◆ REQUIRED ACTION ◆
What is needed is a copy of each line in the listing that contains "label".

┄┄┄┄┄┄┄┄┄┄┄┄┄┄┄┄┄┄┄┄

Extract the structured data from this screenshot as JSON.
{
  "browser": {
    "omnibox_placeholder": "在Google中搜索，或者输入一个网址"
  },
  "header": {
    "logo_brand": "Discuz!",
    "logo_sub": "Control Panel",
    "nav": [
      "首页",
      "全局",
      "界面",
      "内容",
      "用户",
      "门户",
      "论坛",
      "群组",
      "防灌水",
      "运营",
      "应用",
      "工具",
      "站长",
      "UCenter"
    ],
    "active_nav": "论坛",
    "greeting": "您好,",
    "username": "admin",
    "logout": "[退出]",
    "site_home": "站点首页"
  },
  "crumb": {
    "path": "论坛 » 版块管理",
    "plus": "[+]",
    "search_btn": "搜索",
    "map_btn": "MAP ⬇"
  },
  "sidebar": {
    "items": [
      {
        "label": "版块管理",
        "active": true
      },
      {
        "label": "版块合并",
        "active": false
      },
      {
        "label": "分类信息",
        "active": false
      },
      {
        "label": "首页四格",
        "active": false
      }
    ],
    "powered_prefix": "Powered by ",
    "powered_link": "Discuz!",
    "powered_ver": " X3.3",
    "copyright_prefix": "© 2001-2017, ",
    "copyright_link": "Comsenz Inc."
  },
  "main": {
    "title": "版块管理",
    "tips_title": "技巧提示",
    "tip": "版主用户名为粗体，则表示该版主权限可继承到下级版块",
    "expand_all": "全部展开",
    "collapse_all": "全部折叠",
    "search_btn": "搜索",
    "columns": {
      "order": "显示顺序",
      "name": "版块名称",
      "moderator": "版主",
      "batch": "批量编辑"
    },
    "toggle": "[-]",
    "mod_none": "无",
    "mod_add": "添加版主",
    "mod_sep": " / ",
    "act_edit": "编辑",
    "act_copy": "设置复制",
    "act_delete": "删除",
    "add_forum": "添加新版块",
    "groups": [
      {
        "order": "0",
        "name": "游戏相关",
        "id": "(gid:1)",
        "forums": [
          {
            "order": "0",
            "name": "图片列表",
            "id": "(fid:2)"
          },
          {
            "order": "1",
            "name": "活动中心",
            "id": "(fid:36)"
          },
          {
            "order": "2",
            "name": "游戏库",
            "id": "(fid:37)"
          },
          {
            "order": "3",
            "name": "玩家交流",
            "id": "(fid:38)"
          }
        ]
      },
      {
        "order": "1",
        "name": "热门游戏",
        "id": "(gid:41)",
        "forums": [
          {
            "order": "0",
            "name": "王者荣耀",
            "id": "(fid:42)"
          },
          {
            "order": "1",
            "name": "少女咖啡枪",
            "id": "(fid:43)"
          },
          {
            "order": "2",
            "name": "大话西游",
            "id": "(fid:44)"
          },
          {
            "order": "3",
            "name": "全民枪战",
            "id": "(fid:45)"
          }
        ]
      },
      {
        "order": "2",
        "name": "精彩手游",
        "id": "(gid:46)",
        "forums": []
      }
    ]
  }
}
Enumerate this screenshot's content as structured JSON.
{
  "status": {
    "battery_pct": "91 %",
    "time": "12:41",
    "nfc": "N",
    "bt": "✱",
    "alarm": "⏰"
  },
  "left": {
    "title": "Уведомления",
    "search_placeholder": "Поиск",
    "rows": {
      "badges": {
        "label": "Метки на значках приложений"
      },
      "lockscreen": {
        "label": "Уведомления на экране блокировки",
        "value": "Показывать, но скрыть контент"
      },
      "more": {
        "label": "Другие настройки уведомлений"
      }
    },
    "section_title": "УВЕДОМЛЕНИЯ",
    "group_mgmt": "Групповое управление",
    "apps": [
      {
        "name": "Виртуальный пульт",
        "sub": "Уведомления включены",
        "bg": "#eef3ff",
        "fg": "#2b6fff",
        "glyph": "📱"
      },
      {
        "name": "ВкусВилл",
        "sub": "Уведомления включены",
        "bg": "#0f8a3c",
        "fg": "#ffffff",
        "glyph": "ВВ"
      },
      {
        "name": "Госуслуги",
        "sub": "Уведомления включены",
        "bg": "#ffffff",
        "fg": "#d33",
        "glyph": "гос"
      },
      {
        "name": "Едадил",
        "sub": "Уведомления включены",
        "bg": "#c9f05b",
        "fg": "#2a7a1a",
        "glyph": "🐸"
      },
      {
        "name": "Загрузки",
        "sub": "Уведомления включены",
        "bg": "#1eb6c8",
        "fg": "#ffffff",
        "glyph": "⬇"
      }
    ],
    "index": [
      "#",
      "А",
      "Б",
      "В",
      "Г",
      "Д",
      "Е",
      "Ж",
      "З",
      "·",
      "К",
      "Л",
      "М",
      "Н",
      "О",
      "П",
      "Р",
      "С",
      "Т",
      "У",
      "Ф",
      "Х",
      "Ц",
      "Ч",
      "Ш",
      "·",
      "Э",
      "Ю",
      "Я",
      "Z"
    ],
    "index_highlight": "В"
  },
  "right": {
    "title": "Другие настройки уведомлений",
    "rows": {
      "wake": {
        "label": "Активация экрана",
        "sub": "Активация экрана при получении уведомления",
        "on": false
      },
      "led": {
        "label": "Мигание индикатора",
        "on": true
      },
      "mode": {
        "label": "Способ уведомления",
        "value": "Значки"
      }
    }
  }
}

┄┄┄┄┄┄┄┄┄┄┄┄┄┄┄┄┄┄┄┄

◆ TASK OUTPUT ◆
        "label": "版块管理",
        "label": "版块合并",
        "label": "分类信息",
        "label": "首页四格",
        "label": "Метки на значках приложений"
        "label": "Уведомления на экране блокировки",
        "label": "Другие настройки уведомлений"
        "label": "Активация экрана",
        "label": "Мигание индикатора",
        "label": "Способ уведомления",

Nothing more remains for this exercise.